Article VII imposes a duty "to defend, hold harmless and unconditionally indemnify (Waste Management)" for all liabilities, costs, expenses, claims and damages "in any manner caused by or resulting from (Labor Finders') breach of this agreement or acts or failure to act by (Labor Finders) employees or agents in the performance of this agreement or in any manner arising from the work to be performed by (Labor Finders)." Further, a phrase that would include coverage for injuries or damages caused by the negligence of Waste Management or its employees was marked out and therefore not part of the contract. Why this clause was marked through remains an issue of fact. It appears, however, to show an intent not to provide coverage for negligent acts of Waste Management employees. Since coverage for an additional insured (Waste Management) is typically limited to liability arising out of the named insured's (Labor Finders') work or operations,[2] Waste Management would have had to prove that Labor Finders had a duty to defend McGinnis's allegations of negligence on the 1062*1062 part of Waste Management and its employee.[3]

A court must examine the well-pleaded allegations of the plaintiffs petition to determine whether the plaintiffs allegations create a duty to defend.
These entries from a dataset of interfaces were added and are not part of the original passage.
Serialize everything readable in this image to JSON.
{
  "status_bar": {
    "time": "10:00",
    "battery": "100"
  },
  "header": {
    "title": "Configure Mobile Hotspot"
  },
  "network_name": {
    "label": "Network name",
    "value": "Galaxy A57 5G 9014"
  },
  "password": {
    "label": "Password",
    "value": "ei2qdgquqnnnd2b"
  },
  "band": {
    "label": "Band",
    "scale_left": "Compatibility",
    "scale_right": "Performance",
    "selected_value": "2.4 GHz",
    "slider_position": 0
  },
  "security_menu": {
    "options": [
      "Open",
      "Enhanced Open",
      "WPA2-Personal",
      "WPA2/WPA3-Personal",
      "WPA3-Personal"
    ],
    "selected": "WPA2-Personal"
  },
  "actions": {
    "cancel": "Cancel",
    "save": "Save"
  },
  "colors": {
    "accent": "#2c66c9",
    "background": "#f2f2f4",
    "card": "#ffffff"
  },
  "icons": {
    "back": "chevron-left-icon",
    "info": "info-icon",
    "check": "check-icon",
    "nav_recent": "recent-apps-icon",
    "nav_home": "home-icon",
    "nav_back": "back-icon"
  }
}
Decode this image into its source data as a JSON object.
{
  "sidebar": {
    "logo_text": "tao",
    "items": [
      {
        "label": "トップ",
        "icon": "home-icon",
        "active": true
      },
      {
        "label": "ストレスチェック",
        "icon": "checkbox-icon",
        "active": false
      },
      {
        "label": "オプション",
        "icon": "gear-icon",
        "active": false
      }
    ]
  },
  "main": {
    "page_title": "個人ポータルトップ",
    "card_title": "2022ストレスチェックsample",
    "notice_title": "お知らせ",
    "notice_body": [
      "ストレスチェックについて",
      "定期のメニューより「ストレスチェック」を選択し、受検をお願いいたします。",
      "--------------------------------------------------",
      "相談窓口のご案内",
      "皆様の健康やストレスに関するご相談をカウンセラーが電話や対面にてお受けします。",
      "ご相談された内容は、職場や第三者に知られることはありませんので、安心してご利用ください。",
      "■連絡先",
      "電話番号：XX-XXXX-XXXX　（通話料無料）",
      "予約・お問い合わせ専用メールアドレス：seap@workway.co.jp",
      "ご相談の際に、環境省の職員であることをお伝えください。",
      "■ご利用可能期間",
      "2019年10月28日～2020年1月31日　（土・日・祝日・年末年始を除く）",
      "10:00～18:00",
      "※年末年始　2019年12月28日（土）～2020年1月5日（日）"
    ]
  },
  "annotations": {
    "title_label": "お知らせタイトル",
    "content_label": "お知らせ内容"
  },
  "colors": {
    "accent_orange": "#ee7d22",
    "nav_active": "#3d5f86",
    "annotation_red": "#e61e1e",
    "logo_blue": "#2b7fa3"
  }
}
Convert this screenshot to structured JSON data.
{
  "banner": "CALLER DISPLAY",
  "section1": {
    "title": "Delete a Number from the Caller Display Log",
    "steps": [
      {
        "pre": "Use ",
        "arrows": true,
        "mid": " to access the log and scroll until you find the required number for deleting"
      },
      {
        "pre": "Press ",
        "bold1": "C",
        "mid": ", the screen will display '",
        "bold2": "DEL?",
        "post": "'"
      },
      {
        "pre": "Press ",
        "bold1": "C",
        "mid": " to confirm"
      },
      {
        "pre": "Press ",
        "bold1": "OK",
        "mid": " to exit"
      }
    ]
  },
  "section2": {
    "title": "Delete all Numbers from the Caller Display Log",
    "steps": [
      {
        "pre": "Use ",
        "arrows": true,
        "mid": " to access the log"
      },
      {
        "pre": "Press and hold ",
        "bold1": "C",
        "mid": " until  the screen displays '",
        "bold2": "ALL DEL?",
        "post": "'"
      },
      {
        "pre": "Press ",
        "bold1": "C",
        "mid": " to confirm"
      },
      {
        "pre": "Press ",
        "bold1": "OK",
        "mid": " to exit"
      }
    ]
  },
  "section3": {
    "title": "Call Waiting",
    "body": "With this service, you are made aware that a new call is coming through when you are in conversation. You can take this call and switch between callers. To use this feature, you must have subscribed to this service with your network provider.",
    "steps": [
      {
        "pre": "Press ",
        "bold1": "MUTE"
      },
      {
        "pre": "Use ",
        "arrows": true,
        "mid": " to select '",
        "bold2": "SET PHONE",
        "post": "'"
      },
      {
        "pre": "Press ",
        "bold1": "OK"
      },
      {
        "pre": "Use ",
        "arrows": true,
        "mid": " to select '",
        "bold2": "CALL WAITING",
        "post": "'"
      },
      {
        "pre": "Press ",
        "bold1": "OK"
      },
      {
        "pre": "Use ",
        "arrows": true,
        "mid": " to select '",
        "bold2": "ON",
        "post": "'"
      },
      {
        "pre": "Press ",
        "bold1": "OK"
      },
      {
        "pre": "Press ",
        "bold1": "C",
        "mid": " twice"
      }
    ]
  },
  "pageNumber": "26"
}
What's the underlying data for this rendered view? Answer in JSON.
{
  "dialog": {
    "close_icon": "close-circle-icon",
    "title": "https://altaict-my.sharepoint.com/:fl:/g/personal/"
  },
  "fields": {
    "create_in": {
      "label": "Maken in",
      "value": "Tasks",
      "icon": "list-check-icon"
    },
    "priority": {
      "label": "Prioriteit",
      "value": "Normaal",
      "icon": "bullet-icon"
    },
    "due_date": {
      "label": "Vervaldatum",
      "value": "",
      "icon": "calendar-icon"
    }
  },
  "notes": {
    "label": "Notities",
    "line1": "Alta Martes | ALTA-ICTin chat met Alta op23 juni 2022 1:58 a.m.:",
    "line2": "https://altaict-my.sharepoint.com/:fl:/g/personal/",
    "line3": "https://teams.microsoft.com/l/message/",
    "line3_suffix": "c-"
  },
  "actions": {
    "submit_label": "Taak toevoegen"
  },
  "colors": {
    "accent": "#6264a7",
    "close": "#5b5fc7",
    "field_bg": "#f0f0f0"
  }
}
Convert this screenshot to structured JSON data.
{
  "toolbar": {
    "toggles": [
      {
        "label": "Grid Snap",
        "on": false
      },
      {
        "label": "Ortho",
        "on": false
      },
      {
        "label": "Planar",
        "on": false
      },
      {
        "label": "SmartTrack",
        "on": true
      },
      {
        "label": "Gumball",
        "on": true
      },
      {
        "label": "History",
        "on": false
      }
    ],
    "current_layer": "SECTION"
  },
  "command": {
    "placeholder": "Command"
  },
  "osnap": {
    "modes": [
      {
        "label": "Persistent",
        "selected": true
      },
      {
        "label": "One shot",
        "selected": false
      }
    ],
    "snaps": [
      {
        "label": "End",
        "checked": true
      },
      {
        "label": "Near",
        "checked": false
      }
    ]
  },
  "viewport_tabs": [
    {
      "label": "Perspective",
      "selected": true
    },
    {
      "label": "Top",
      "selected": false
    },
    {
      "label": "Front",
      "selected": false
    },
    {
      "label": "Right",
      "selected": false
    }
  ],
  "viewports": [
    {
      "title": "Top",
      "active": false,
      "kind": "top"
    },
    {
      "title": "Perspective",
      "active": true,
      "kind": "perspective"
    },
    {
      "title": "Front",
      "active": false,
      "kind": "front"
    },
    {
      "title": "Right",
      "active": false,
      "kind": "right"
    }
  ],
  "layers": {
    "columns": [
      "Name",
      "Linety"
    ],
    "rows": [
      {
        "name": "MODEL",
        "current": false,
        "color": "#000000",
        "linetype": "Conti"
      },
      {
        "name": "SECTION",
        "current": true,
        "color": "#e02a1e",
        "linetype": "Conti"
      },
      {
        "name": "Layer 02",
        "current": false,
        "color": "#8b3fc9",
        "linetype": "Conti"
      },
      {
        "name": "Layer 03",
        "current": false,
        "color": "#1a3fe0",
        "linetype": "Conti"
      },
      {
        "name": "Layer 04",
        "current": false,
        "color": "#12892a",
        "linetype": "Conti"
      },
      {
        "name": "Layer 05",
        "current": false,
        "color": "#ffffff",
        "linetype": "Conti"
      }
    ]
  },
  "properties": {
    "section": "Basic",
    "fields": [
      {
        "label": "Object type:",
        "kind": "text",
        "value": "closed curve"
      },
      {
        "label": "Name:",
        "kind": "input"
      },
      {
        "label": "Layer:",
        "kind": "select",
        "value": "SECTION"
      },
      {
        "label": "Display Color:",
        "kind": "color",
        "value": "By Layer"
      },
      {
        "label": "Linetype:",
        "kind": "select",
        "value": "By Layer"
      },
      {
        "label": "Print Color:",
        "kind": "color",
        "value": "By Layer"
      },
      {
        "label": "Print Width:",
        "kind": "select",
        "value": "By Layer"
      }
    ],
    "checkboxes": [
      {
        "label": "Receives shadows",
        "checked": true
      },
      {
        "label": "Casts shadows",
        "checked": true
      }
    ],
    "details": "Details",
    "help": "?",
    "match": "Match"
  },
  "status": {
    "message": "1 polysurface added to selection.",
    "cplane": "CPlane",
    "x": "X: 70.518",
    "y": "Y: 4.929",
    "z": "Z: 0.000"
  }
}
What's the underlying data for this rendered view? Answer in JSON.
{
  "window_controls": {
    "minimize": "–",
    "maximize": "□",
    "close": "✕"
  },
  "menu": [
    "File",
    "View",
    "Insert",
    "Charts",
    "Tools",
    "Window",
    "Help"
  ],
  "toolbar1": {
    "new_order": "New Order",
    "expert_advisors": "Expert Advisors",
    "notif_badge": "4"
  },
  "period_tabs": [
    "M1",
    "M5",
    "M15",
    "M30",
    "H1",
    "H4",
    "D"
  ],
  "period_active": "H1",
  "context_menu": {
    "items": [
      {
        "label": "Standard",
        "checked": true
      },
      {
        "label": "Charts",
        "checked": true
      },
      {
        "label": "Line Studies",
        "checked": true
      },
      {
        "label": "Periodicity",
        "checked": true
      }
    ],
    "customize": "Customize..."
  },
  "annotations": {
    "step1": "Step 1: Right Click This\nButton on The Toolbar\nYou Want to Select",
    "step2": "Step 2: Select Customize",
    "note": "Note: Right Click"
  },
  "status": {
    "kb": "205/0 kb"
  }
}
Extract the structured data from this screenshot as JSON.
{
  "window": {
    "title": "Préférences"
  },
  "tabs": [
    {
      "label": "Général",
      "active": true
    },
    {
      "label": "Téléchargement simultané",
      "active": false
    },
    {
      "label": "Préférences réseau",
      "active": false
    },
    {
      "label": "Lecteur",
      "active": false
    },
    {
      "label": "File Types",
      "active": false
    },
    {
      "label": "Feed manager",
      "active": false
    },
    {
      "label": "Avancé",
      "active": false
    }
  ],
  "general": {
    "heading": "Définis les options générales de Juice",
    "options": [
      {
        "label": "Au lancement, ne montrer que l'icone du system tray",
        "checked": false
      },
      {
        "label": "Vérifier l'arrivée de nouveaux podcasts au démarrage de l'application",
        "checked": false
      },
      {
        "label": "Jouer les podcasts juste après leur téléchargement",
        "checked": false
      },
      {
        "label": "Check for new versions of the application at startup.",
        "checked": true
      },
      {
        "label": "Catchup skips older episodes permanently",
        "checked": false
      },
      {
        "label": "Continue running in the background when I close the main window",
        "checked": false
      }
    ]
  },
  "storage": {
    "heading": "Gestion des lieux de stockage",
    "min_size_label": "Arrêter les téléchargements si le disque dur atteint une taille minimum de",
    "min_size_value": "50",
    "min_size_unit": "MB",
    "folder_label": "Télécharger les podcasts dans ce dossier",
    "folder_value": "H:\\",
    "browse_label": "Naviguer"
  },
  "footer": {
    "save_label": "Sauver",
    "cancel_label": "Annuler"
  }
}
Suire v. Lafayette City-Parish Consol. Government, 04-1459 (La.04/12/05), 907 So.2d 37. Plaintiff's petition states that the sole cause of the injury was the negligence of Waste Management's employee, Edward Bryant.

Obviously, Labor Finders had an obligation to provide insurance and to defend and/or indemnify Waste Management for any claims arising from the negligent acts of Labor Finders' employees. Equally obvious, Labor Finders would owe no such duty to supply Waste Management insurance or indemnification for the damage caused to the Ford Mustang that was negligently backed into by Waste Management's employee. Likewise, Labor Finders had no obligation to provide coverage or indemnity for the negligence of Waste Management's employee in pinning McGinnis between the truck and vehicle.

We further find that because McGinnis was Labor Finders' employee, his workers' compensation claim would fall under the contractual requirement for Labor Finders to defend and indemnify.

Conclusion

For the reasons stated herein, we reverse the trial court's grant of summary judgment in favor of Waste Management of Louisiana, L.L.C., and remand for further proceedings in accordance with this opinion.

Costs are assessed to plaintiff/appellee, Waste Management of Louisiana, L.L.C.

Reversed and Remanded.

[1] This last phrase in parentheses was scratched through in the parties' contract.

[2] See 3 Couch on Insurance 3d 40:25.

[3] See American County Ins. Co. v. James McHugh Const. Co., 344 Ill.App.3d 960, 280 Ill.Dec. 86, 801 N.E.2d 1031 (2003) (holding that where a complaint alleges negligence only on the part of the additional insured, the insurer did not have a duty to defend or indemnify the additional insured).